[Exercise goal]
Copy out the line containing "Transcribe this image's" and each line after it, through the last one in the material, exactly as written.

[Material to process]

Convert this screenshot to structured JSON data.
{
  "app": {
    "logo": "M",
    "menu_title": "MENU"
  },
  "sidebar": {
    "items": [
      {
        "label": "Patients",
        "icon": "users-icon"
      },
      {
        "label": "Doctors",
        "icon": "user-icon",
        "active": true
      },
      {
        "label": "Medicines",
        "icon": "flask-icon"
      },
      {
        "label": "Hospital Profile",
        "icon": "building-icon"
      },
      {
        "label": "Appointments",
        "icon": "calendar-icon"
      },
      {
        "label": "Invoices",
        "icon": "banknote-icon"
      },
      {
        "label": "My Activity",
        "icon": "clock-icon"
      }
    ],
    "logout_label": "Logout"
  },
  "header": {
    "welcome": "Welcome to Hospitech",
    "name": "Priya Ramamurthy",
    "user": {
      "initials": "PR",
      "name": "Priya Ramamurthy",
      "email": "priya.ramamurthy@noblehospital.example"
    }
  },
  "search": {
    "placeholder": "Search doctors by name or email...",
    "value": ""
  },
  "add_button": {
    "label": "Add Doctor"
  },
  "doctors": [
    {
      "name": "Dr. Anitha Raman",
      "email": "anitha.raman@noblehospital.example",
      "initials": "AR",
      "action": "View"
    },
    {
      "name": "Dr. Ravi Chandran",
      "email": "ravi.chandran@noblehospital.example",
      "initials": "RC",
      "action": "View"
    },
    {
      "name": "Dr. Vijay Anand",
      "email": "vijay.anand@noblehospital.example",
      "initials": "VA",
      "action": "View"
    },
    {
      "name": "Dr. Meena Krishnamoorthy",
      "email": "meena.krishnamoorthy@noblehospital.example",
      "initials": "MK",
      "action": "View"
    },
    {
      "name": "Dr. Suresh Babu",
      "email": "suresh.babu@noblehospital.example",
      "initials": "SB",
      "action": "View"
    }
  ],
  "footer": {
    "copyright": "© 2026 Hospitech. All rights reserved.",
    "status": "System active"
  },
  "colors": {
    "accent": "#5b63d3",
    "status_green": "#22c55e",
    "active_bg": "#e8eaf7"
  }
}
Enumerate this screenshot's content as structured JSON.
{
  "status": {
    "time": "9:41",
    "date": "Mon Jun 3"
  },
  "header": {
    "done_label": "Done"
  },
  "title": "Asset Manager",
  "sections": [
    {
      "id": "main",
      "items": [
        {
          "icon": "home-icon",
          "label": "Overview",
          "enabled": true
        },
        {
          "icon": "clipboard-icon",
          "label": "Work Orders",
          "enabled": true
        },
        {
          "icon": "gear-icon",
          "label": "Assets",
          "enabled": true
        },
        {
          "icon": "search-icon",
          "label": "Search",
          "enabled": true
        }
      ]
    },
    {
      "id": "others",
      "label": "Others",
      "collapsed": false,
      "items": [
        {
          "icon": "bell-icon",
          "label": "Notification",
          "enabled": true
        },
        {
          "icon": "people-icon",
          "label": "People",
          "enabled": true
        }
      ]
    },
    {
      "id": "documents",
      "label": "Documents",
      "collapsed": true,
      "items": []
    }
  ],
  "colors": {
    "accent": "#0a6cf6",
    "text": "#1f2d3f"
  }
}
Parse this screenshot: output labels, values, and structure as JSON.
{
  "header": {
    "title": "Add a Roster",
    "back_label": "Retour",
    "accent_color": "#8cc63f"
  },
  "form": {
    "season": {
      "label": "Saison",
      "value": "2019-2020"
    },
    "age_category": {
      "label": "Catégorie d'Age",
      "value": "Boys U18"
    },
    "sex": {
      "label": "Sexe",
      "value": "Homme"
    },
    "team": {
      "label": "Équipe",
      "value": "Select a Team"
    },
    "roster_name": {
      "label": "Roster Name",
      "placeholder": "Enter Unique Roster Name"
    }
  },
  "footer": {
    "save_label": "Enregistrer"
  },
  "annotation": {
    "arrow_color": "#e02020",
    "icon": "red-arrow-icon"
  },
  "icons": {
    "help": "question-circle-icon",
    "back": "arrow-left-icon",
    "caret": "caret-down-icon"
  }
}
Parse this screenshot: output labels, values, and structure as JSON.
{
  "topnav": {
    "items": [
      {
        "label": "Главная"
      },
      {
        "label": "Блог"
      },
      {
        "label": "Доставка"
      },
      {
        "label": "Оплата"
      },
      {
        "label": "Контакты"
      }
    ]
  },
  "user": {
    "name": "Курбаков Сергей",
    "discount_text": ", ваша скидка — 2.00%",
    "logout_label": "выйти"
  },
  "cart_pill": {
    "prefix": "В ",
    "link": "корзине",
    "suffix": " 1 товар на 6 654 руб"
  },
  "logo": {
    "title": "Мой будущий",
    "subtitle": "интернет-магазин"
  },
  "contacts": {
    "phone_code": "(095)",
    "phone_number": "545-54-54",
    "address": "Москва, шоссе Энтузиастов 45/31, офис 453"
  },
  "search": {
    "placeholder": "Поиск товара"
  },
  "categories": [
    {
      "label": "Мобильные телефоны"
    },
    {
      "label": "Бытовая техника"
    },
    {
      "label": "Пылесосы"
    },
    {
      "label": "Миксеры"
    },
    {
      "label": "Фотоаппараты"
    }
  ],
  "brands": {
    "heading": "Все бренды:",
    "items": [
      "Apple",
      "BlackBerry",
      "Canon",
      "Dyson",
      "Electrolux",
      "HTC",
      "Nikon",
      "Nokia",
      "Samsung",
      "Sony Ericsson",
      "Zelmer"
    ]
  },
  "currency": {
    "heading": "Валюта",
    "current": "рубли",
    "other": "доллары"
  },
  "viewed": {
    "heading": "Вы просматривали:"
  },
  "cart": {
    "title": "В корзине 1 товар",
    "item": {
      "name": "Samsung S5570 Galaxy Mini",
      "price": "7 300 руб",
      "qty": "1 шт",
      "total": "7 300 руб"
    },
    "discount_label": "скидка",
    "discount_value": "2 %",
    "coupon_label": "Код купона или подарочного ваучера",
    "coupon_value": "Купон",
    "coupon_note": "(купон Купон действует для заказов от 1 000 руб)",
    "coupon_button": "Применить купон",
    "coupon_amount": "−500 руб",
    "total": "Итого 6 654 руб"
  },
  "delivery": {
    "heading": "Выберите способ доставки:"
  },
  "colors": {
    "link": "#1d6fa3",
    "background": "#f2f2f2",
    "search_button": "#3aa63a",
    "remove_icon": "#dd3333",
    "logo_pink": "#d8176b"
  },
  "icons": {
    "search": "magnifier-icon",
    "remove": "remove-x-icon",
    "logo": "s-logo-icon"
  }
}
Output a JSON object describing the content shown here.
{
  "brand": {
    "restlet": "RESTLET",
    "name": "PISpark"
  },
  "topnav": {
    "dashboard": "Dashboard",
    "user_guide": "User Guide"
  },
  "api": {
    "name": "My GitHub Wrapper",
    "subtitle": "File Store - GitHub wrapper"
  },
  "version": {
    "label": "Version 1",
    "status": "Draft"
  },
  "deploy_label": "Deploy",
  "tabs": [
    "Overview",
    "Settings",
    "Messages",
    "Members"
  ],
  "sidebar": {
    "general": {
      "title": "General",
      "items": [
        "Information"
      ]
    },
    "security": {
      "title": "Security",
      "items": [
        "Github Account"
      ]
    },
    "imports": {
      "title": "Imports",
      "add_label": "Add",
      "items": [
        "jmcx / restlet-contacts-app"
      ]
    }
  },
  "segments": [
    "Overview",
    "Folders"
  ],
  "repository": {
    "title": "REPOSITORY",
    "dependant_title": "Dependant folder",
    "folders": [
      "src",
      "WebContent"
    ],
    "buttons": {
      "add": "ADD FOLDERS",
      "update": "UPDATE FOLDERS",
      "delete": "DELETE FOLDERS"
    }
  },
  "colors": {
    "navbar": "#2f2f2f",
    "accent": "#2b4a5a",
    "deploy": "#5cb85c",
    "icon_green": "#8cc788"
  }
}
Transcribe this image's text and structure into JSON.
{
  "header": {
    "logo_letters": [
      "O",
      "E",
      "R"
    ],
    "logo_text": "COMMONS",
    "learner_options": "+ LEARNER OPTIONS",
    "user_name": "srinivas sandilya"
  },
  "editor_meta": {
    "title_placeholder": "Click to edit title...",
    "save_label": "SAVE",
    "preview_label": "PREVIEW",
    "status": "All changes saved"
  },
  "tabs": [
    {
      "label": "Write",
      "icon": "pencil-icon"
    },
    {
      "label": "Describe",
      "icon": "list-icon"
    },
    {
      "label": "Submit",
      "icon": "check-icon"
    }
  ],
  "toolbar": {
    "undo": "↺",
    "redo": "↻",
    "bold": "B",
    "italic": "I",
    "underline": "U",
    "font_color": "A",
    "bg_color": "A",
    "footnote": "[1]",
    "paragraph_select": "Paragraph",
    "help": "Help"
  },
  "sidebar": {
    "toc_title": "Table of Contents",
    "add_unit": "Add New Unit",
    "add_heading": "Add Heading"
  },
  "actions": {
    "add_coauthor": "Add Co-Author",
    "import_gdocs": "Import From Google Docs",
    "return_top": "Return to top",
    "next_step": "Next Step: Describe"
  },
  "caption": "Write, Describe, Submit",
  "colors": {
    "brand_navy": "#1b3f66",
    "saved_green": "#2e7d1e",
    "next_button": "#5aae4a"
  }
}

[Completed exercise]
Transcribe this image's text and structure into JSON.
{
  "header": {
    "logo_letters": [
      "O",
      "E",
      "R"
    ],
    "logo_text": "COMMONS",
    "learner_options": "+ LEARNER OPTIONS",
    "user_name": "srinivas sandilya"
  },
  "editor_meta": {
    "title_placeholder": "Click to edit title...",
    "save_label": "SAVE",
    "preview_label": "PREVIEW",
    "status": "All changes saved"
  },
  "tabs": [
    {
      "label": "Write",
      "icon": "pencil-icon"
    },
    {
      "label": "Describe",
      "icon": "list-icon"
    },
    {
      "label": "Submit",
      "icon": "check-icon"
    }
  ],
  "toolbar": {
    "undo": "↺",
    "redo": "↻",
    "bold": "B",
    "italic": "I",
    "underline": "U",
    "font_color": "A",
    "bg_color": "A",
    "footnote": "[1]",
    "paragraph_select": "Paragraph",
    "help": "Help"
  },
  "sidebar": {
    "toc_title": "Table of Contents",
    "add_unit": "Add New Unit",
    "add_heading": "Add Heading"
  },
  "actions": {
    "add_coauthor": "Add Co-Author",
    "import_gdocs": "Import From Google Docs",
    "return_top": "Return to top",
    "next_step": "Next Step: Describe"
  },
  "caption": "Write, Describe, Submit",
  "colors": {
    "brand_navy": "#1b3f66",
    "saved_green": "#2e7d1e",
    "next_button": "#5aae4a"
  }
}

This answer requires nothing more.